Mastering the Art of Walking and Looking

A child’s perspective on learning to look straight ahead

Laura Friedman Williams
Published in
5 min readDec 3, 2022


A child walking on a sidewalk
Photo by Vanessa Serpas on Unsplash

I am five years old and walking with my mother. We are on the Upper West Side of Manhattan, where we live in a boxy apartment in a building so big that there are two distinct sides, each with its own lobby and set of buzzers. I live on the right side; my two best friends live on the left side. There is a security guard who sits in the front entrance named Larry and I think he is God. I go to nursery school in a synagogue a few blocks away; whenever I hear mention of God, I think of Larry: quiet, serious, omnipotent because he decides if people should go left or right when they enter his kingdom.

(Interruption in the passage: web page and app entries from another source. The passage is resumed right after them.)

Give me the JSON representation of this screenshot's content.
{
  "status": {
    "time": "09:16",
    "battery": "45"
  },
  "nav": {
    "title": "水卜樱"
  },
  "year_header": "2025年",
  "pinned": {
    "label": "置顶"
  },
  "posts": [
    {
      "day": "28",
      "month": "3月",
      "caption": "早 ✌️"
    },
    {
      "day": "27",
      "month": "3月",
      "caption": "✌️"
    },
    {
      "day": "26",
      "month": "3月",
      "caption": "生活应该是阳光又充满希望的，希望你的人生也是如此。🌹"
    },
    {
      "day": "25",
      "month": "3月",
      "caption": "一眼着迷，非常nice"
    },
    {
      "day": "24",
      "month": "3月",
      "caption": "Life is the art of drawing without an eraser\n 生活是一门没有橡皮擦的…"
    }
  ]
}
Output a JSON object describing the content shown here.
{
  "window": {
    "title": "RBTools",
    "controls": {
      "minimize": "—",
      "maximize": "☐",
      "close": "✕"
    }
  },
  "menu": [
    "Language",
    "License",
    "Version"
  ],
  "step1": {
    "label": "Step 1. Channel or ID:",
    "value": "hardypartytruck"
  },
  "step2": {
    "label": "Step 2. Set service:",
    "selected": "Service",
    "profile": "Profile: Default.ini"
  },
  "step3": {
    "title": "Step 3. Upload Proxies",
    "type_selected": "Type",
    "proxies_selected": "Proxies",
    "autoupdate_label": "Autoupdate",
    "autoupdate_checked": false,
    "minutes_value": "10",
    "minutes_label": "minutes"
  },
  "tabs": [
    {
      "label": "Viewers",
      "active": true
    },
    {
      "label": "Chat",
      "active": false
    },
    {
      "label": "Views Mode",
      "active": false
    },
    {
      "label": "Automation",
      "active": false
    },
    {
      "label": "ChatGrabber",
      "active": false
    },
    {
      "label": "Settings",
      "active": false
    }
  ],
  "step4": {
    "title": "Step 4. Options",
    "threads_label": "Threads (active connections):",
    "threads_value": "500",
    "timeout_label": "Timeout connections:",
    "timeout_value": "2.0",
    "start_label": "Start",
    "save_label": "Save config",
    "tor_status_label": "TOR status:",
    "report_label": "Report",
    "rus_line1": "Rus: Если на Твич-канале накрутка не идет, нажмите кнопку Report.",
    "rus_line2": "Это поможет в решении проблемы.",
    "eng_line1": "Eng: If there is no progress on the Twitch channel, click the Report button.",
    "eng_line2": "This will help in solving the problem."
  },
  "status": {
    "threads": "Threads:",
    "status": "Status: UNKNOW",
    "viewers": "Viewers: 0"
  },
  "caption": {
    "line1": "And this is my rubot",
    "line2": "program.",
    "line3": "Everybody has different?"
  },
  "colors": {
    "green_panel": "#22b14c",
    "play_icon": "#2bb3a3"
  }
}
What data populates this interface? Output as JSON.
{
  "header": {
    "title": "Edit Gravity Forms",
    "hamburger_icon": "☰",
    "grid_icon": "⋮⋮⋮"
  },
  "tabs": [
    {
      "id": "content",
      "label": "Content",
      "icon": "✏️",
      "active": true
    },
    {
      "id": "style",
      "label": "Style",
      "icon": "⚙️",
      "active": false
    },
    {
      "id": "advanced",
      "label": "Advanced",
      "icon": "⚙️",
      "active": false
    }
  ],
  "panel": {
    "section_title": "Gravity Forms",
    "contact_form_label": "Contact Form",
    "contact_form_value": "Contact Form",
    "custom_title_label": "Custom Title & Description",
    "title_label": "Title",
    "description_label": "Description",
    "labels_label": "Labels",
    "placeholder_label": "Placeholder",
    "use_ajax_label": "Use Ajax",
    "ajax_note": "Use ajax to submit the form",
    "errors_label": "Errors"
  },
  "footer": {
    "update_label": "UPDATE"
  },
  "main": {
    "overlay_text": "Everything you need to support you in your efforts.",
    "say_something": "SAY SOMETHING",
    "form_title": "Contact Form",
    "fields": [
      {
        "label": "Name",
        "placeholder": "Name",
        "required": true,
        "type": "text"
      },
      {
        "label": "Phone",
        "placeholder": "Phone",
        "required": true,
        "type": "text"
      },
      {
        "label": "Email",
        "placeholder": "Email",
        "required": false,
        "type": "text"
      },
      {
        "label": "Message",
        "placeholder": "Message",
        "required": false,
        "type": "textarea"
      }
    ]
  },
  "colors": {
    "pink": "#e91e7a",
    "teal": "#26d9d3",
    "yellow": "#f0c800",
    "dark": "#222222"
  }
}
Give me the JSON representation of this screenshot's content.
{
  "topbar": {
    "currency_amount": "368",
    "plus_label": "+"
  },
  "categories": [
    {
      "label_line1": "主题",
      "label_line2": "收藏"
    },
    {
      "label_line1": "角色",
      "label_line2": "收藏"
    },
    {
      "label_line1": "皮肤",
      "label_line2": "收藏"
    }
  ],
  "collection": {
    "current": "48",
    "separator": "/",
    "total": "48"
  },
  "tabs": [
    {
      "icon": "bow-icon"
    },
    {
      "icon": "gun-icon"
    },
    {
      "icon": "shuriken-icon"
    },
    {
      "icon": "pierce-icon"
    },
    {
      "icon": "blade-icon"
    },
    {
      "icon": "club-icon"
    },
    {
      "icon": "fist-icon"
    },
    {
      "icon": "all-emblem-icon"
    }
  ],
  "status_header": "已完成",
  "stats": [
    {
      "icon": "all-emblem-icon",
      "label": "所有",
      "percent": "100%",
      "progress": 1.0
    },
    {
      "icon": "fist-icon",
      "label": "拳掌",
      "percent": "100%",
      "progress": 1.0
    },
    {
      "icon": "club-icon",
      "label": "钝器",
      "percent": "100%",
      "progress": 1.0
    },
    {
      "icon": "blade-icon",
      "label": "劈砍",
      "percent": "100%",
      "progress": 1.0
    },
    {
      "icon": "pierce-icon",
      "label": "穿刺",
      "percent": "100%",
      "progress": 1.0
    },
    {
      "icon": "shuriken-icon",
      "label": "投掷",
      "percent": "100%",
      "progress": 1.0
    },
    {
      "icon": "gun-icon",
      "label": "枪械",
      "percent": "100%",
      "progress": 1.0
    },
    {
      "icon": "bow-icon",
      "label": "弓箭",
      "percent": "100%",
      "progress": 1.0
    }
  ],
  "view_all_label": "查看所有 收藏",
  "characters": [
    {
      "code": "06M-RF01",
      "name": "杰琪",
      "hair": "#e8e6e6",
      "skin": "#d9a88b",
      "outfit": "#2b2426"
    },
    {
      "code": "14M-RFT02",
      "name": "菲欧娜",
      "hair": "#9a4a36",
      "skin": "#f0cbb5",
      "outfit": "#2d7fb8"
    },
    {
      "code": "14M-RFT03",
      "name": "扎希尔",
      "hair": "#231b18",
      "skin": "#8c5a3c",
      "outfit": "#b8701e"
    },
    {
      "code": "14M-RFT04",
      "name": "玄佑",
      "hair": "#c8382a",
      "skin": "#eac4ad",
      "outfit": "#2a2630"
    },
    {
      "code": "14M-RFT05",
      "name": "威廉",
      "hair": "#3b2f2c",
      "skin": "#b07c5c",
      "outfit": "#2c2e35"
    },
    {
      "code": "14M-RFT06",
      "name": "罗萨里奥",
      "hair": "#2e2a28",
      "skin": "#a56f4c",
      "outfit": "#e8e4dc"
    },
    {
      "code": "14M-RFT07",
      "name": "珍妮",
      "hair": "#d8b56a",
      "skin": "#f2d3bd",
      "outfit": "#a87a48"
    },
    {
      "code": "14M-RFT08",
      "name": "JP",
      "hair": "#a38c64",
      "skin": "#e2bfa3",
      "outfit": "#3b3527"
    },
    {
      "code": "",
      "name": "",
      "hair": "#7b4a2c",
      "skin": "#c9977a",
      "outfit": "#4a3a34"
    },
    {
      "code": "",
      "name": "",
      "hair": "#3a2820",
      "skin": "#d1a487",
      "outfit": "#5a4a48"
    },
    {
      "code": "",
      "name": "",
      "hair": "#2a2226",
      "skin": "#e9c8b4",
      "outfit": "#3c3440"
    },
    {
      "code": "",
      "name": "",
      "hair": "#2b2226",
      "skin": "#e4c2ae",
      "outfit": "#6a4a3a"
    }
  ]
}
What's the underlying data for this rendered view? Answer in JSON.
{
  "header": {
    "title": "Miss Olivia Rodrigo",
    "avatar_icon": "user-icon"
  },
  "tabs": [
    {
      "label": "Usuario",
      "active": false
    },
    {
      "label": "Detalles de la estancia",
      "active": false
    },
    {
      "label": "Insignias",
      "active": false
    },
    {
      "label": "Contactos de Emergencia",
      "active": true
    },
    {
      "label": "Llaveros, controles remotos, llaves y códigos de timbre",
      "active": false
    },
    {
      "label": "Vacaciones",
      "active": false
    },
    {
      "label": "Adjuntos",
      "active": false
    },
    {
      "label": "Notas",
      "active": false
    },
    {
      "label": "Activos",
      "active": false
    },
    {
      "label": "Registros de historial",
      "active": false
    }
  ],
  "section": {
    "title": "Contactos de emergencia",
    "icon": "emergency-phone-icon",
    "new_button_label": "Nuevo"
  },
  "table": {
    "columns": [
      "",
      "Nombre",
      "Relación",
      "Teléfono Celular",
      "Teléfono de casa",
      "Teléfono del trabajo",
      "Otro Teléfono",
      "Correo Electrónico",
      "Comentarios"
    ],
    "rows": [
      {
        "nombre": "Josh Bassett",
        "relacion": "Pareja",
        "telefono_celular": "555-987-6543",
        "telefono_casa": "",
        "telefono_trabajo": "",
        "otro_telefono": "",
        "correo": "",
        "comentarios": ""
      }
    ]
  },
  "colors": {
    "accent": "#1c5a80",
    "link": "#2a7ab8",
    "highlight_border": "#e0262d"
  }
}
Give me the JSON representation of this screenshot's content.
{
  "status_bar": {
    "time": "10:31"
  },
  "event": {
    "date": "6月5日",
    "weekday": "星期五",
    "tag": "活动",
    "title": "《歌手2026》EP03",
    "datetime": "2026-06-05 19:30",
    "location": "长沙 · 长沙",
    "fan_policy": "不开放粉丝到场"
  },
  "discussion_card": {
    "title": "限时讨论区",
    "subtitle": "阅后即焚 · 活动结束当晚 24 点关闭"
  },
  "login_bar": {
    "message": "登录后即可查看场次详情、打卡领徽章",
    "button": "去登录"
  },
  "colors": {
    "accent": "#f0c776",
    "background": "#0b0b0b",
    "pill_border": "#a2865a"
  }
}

We walk and my head is high, not because I am proud but because I like to see the sky. I am safe with my mother and she is all I have now that my father is dead. My hand is in hers and she guides me along the sidewalk, past the bag lady who recently threw a broken bottle that cut my friend’s neck, past the bodega to which my older sister and I are allowed to walk on our own to buy bubble gum, past the Dominican church that turns out brides in Cinderella dresses every Saturday morning.

We walk and my head is so high that I do not see potholes in the street or where the curb ends. I want to see the…



Laura Friedman Williams
Human Parts

Author of AVAILABLE: A Very Honest Account of Life After Divorce (Boro/HarperUK June ‘21; Harper360 May ‘21). Mom of three, diehard New Yorker.